◆ DATA EXTRACT ◆

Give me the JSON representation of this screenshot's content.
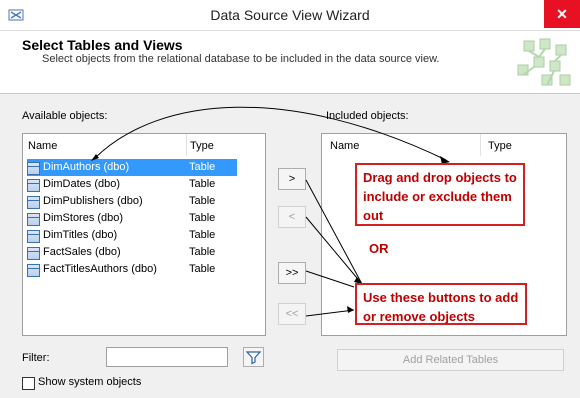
{
  "window": {
    "title": "Data Source View Wizard",
    "close_glyph": "✕"
  },
  "header": {
    "title": "Select Tables and Views",
    "subtitle": "Select objects from the relational database to be included in the data source view."
  },
  "available": {
    "label": "Available objects:",
    "columns": [
      "Name",
      "Type"
    ],
    "rows": [
      {
        "name": "DimAuthors (dbo)",
        "type": "Table",
        "selected": true
      },
      {
        "name": "DimDates (dbo)",
        "type": "Table"
      },
      {
        "name": "DimPublishers (dbo)",
        "type": "Table"
      },
      {
        "name": "DimStores (dbo)",
        "type": "Table"
      },
      {
        "name": "DimTitles (dbo)",
        "type": "Table"
      },
      {
        "name": "FactSales (dbo)",
        "type": "Table"
      },
      {
        "name": "FactTitlesAuthors (dbo)",
        "type": "Table"
      }
    ]
  },
  "included": {
    "label": "Included objects:",
    "columns": [
      "Name",
      "Type"
    ]
  },
  "move_buttons": {
    "add": ">",
    "remove": "<",
    "add_all": ">>",
    "remove_all": "<<"
  },
  "filter": {
    "label": "Filter:",
    "value": ""
  },
  "add_related": "Add Related Tables",
  "show_system": {
    "label": "Show system objects",
    "checked": false
  },
  "annotations": {
    "drag_drop": "Drag and drop objects to include or exclude them out",
    "or": "OR",
    "buttons": "Use these buttons to add or remove objects",
    "color": "#c00000"
  }
}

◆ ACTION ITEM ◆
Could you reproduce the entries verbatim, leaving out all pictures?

◆ TASK ANSWER ◆
Give me the JSON representation of this screenshot's content.
{
  "window": {
    "title": "Data Source View Wizard",
    "close_glyph": "✕"
  },
  "header": {
    "title": "Select Tables and Views",
    "subtitle": "Select objects from the relational database to be included in the data source view."
  },
  "available": {
    "label": "Available objects:",
    "columns": [
      "Name",
      "Type"
    ],
    "rows": [
      {
        "name": "DimAuthors (dbo)",
        "type": "Table",
        "selected": true
      },
      {
        "name": "DimDates (dbo)",
        "type": "Table"
      },
      {
        "name": "DimPublishers (dbo)",
        "type": "Table"
      },
      {
        "name": "DimStores (dbo)",
        "type": "Table"
      },
      {
        "name": "DimTitles (dbo)",
        "type": "Table"
      },
      {
        "name": "FactSales (dbo)",
        "type": "Table"
      },
      {
        "name": "FactTitlesAuthors (dbo)",
        "type": "Table"
      }
    ]
  },
  "included": {
    "label": "Included objects:",
    "columns": [
      "Name",
      "Type"
    ]
  },
  "move_buttons": {
    "add": ">",
    "remove": "<",
    "add_all": ">>",
    "remove_all": "<<"
  },
  "filter": {
    "label": "Filter:",
    "value": ""
  },
  "add_related": "Add Related Tables",
  "show_system": {
    "label": "Show system objects",
    "checked": false
  },
  "annotations": {
    "drag_drop": "Drag and drop objects to include or exclude them out",
    "or": "OR",
    "buttons": "Use these buttons to add or remove objects",
    "color": "#c00000"
  }
}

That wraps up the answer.